The Council of Graduate Schools (CGS) has developed GradSense, a unique online education platform that provides students with financial information about a range of topics including the value of pursuing an advanced degree. Through interactive visualization tools and engaging infographics, students are invited to better understand a variety of issues related to borrowing and spending, potential future earnings, and money management. You can find GradSense on Twitter (@GradSense) or on Facebook.
The following general information is offered as a resource and should not be considered tax advice. Your individual situation may not be covered by this information.
Scholarships and Fellowships
The general rule is that any income is subject to federal taxation, but scholarships and fellowships are excluded from taxation when the award is a qualified scholarship given to the degree-seeking recipient for the purpose of studying or conducting research at an educational institution.
Qualified scholarships and fellowships are defined to include tuition and fees required for enrollment or attendance at the educational institution and fees, books, supplies, or equipment required for courses of instruction at the institution. Expenses that are NOT tax exempt include room and board, travel, research costs, and equipment and supplies not required for enrollment. For tax purposes you must keep copies of all award notices and announcements. For items you wish to deduct you must have receipts.
In general, students bear the tax burden; federal government agencies require students to determine taxation of scholarships and fellowships when filing annual income tax returns. The University of Michigan does not issue 1099 forms to scholarship holders.
Besides direct payment funds of tuition, fees, and benefits, all income is subject to taxation and must be reported on federal and Michigan state tax forms, as well as any other forms according to your individual situation. This includes stipends, debit funds, and any other funding you receive from the University that isn’t considered a qualified scholarship.

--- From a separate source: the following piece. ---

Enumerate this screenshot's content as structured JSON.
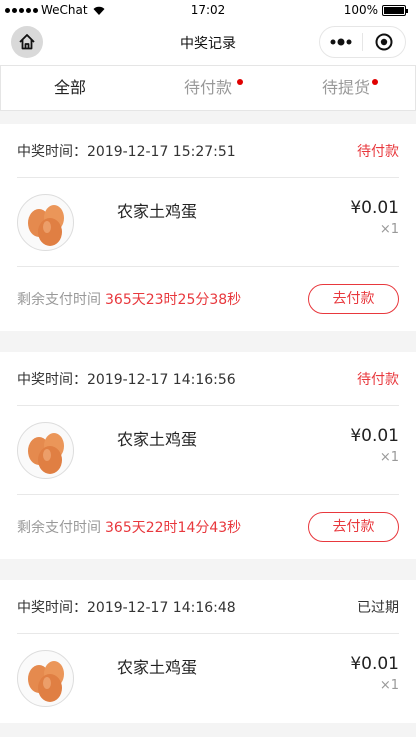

Salary from any employment at the University (including GSIs, GSRAs, and GSSAs) is subject to withholding and the tax is paid to the IRS on your behalf throughout the year (withholding). For stipends and other funds not tied to employment (e.g., stipends received as part of a fellowship or other funding package), the University does not report the stipend on a federal or state form and does not withhold any taxes. This does NOT relieve the recipient from the obligation of reporting these amounts on his/her individual income tax returns and paying the tax liability on the taxable portion of the stipend.
Find information, forms, calculators, frequently asked questions, and other important resources.
Special rules apply to foreign persons or non-resident aliens. Check the U-M International Center Tax Assistance site for more information.
If you are a U.S. resident for tax purposes, you may be eligible to claim a tax credit on your federal tax return if you paid qualified educational expenses to the University of Michigan.
Emergency Financial Assistance
The Rackham Graduate Student Emergency Fund is intended to help meet the financial needs of Rackham graduate students who encounter an emergency situation or one-time, unusual, or unforeseen expenses during their degree program. Situations eligible for funding include such events as:
- Medical, dental or mental health emergencies for the student or, in some circumstances, for immediate family members who live with the student
- Major accidents and events such as fire and natural disasters
- Expenses related to the death of an immediate family member
U-M offers several types of assistance for students experiencing an emergency situation or one-time, unusual, unforeseen expense while in school. Options include grants and short-term, interest-free loans. Information regarding the availability of emergency funding from a variety of sources is available on the Provost’s Office website.
Last updated: June 25, 2017 - 4:17pm